The input:
════════════════════
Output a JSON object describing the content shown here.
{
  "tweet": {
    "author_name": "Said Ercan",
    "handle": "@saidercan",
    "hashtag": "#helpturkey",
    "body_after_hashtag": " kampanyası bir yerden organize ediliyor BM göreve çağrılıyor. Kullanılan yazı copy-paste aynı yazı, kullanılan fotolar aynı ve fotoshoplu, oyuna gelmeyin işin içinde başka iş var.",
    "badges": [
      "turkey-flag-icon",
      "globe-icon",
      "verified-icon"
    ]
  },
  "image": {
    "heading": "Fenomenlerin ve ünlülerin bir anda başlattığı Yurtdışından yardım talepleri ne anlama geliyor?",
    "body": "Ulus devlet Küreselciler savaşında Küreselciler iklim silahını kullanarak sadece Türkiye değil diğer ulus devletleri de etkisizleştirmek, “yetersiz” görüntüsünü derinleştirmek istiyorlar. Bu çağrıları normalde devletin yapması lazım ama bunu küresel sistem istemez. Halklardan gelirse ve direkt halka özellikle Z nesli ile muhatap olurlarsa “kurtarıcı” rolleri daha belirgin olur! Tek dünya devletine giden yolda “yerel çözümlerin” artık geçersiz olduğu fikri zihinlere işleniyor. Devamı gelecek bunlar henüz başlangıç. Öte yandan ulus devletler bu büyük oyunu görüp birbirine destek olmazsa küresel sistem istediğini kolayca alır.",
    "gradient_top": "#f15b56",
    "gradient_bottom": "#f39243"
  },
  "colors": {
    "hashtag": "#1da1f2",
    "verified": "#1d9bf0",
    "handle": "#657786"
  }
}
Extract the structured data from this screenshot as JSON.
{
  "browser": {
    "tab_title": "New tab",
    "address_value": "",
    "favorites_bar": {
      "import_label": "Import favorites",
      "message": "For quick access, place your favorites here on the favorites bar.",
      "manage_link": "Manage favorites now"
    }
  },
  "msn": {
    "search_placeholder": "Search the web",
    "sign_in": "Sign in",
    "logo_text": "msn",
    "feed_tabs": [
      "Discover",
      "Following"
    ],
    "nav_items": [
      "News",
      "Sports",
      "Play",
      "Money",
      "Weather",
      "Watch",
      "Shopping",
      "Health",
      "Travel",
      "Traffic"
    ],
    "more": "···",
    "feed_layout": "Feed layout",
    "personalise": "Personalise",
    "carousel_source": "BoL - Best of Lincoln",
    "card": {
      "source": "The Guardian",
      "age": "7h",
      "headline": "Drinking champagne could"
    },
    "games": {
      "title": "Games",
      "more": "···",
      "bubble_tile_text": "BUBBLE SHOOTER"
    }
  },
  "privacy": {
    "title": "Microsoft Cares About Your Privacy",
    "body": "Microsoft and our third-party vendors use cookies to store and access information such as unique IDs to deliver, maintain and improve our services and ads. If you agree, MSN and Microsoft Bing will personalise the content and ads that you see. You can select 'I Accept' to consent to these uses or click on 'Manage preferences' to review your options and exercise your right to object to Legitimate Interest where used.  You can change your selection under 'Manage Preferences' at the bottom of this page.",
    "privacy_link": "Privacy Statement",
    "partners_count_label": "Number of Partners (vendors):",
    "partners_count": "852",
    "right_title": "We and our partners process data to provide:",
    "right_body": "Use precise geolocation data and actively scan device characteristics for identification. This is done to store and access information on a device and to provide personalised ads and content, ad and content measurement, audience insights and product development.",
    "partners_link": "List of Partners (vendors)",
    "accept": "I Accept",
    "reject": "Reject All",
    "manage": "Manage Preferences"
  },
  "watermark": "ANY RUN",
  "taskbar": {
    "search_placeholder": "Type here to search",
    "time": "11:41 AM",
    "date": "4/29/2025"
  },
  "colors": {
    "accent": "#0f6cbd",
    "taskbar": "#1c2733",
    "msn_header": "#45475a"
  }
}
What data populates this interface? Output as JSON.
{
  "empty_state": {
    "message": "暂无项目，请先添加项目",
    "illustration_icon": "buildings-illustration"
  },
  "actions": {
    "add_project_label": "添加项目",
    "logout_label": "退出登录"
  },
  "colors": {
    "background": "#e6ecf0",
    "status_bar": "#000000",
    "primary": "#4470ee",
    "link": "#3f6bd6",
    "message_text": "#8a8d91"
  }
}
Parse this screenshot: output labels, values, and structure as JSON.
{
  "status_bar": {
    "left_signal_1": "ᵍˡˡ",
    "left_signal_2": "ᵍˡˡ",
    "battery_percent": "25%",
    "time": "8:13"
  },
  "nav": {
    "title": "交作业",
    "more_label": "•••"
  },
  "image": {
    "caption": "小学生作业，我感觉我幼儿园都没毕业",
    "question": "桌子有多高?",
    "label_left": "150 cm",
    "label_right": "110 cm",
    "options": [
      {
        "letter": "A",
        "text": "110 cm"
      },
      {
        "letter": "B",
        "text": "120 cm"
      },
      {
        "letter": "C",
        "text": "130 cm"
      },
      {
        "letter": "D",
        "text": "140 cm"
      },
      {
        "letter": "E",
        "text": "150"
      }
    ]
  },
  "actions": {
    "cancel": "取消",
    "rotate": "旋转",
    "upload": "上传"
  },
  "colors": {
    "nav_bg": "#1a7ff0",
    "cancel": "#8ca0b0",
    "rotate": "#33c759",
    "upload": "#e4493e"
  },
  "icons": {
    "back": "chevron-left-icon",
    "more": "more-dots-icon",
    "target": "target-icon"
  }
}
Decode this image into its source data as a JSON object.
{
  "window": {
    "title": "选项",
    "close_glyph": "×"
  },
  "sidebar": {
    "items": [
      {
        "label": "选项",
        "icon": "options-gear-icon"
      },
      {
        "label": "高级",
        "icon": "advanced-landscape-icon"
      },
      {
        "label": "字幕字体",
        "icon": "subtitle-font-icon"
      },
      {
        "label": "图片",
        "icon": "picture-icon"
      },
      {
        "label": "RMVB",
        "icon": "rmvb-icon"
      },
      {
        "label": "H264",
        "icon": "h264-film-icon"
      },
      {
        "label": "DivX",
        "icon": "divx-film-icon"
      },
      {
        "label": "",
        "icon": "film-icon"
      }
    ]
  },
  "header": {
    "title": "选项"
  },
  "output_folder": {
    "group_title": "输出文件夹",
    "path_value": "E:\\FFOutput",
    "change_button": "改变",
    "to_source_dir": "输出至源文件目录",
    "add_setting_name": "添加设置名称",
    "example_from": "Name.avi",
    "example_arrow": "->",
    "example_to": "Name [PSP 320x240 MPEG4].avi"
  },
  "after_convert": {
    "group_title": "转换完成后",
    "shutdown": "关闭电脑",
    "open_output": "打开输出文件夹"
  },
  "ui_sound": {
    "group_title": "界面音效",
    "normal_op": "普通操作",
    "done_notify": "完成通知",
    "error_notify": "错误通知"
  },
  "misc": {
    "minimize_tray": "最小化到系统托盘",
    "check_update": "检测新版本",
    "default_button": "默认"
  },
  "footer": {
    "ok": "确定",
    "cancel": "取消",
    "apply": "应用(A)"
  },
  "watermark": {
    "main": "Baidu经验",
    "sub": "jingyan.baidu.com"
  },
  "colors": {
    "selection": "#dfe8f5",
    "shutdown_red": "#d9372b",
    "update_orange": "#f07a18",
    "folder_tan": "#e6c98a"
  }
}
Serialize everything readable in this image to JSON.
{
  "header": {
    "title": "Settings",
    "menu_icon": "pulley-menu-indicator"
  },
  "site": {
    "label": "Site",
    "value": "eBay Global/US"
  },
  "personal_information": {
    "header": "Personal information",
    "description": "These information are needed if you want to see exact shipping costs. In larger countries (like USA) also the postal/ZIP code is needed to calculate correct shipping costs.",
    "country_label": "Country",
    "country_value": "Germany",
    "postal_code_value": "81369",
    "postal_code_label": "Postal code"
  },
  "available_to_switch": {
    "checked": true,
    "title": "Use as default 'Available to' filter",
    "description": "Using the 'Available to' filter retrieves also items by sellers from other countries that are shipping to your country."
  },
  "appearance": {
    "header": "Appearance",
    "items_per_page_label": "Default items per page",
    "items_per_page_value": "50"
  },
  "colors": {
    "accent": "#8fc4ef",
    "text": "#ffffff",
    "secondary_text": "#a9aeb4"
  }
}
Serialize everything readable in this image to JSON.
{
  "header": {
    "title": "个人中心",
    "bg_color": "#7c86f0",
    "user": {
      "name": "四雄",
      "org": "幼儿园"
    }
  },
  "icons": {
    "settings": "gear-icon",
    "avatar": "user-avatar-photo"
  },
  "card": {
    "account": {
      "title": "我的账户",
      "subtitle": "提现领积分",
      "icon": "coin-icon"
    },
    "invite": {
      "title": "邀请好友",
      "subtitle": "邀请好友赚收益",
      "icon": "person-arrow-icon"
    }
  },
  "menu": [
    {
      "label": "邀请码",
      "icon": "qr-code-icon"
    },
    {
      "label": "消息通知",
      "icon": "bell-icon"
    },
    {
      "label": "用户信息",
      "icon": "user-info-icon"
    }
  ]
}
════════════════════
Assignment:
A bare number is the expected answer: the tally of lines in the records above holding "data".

Response:
5